Very few wrestling figure series have made the same kind of impact on the market as the Jakks Classic WWE Superstars line. Known for their impressive packaging, painstaking level of detail, and adherence to historical accuracy, these toys have become highly collectible. But can "Real Scan" technology and fancy accessories truly capture the essence of larger-than-life entertainers like the Natural Disasters?

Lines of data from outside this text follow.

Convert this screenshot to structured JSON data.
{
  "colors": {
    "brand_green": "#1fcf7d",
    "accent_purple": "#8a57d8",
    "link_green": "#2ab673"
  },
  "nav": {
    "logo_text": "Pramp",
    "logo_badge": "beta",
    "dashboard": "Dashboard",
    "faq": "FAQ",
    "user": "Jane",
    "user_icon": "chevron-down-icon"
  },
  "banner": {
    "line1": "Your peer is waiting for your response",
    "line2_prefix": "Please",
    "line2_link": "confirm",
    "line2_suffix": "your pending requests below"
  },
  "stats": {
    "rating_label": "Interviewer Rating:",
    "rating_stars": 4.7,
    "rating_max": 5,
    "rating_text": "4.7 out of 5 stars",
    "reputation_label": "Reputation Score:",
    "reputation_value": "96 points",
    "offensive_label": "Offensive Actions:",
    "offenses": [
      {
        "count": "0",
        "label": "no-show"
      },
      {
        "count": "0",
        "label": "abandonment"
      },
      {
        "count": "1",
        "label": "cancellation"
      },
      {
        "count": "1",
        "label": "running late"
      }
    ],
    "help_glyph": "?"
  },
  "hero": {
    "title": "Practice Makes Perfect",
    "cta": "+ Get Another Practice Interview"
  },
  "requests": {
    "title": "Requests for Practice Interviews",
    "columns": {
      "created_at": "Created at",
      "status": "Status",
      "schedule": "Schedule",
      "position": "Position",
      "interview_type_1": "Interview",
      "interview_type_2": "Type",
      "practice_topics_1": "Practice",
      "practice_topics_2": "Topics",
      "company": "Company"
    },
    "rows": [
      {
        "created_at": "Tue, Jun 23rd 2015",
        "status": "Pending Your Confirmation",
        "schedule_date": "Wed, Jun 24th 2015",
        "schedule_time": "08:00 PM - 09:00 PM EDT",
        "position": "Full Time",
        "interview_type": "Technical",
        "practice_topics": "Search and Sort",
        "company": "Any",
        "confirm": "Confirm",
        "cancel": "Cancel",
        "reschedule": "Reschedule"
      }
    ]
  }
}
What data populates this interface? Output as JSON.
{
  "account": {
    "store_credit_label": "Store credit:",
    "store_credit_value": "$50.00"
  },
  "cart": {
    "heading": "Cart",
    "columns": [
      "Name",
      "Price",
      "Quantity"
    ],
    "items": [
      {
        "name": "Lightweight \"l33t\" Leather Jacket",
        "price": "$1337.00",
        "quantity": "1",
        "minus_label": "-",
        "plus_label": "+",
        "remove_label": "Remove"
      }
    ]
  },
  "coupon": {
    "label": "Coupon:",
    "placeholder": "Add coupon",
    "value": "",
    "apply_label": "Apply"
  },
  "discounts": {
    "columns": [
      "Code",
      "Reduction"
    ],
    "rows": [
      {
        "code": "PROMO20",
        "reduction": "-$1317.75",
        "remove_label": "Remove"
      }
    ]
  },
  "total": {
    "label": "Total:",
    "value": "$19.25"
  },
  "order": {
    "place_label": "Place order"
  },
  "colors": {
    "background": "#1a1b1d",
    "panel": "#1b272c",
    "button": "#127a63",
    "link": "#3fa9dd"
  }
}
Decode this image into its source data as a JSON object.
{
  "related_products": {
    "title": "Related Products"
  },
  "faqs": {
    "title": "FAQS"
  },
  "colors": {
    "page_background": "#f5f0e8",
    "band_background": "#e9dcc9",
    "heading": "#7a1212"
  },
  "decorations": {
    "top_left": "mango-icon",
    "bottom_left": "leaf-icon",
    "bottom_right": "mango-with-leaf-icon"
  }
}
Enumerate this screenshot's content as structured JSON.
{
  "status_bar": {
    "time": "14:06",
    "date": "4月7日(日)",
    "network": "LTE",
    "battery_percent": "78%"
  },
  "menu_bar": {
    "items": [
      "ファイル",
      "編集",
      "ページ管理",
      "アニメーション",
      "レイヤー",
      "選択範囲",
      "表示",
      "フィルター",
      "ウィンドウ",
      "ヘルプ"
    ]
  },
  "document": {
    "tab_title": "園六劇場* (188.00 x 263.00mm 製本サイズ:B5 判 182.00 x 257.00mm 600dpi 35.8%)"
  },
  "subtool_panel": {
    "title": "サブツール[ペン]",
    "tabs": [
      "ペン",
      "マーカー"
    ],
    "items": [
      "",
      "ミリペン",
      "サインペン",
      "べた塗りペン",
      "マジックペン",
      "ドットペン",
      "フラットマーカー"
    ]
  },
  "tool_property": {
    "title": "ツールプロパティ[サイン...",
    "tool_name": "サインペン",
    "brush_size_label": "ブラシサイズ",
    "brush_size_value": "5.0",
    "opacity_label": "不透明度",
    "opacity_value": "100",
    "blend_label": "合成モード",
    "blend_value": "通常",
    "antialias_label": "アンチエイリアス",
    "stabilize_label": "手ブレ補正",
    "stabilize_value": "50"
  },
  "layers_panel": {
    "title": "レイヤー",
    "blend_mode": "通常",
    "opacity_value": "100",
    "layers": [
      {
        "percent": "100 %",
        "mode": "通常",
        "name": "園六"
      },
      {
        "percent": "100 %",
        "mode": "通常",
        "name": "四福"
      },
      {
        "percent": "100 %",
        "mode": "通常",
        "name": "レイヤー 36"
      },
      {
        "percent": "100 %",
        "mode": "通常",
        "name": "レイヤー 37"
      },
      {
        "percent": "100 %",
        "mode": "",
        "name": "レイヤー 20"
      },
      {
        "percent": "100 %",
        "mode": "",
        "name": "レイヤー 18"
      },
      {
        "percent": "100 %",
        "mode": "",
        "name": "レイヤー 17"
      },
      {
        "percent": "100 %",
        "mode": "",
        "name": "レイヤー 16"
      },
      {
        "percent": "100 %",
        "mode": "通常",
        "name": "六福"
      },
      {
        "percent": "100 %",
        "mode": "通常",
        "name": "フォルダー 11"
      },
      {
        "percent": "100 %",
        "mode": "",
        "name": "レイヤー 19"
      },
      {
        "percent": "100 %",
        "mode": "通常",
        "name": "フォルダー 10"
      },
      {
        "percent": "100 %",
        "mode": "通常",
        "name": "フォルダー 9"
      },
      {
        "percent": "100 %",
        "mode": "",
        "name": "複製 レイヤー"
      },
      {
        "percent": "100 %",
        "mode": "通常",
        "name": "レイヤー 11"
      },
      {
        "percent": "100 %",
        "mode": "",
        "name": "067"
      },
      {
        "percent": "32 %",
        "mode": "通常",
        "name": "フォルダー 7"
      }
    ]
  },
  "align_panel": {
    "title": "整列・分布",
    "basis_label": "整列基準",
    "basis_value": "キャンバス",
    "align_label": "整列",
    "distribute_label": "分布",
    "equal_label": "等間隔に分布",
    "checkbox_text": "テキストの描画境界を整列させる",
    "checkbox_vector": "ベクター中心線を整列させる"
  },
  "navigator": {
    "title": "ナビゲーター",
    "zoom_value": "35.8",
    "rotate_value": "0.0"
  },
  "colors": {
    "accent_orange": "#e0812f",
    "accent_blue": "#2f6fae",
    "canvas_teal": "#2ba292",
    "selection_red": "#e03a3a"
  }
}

Earthquake and Typhoon possessed all of the qualities necessary to become a dominant tag team during the golden years of the WWF: massive bodies, brute strength, and a ton of... charisma? Sure, why not? They may not have had the interview skills of Jake "The Snake" Roberts, the superhero-like physique of the Ultimate Warrior, or the flamboyance of Ric Flair. But any child who grew up watching wrestling in the early nineties can tell you exactly who these guys were. They were giants. They both became embroiled in storylines with the legendary Hulk Hogan. They wore title gold.
Unlike many of the industry's cumbersome "big men" today, what the two lacked in technical, in-ring skill they more than compensated for in all-around showmanship and their ability to understand the audience. The Natural Disasters' imposing size and anger-arousing tactics made them easy to market as ruthless monsters who squashed the competition by literally throwing their weight around, drawing the ire of the crowd during a more innocent time in professional wrestling.
Both figures' character likenesses (head sculpts), body shapes, and attires are fairly accurate; however, Typhoon usually wore knee pads, not elbow pads. His figure also comes equipped with a baking pan, an accessory that seems a bit anachronistic. This type of foreign object is typically associated with mid-nineties hardcore wrestling, and probably did not appear in WWE on a regular basis until the dawn of the Attitude Era (arguably 1997-2001). A steel chair may have been more appropriate. Typhoon's singlet is made from a jersey-like material rather than being cheaply painted on the figure.
Earthquake's outfit (also made from real material) is more reminiscent of his earlier days as a singles competitor, although technically he wore these colors when the tag team first debuted. There is a variant figure in the Jakks Classic Superstars line (series #6) based on Earthquake's time as a member of the Natural Disasters, but I am content with the more classic representation of the character. Fortunately, I don't suffer from your average toy collector's insatiable need to own "them all".
I have one, minor complaint about this figure: The skin tone is too dark. Earthquake was relatively pale for a wrestler, but I'll cut them a little slack since it wasn't a distinctive character trademark like other performers such as The Undertaker. The tag title accessories also do not fit around either of their waists, although heavier wrestlers are known for wearing the belts over their shoulders, which does in fact look good on these figures.
Typhoon and Earthquake are highly poseable and feature the standard points of articulation expected from Jakks figures: head, torso, arms, elbows, wrists, hands, legs, knees and feet are all movable, making them ideal for play or display purposes. Earthquake's head has limited movement due to hair length.
The Bottom Line
These are well-constructed, instantly recognizable figures. If you collect Jakks Classic WWE Superstars, be sure to pick up the series #17 Typhoon and series #22 Earthquake today.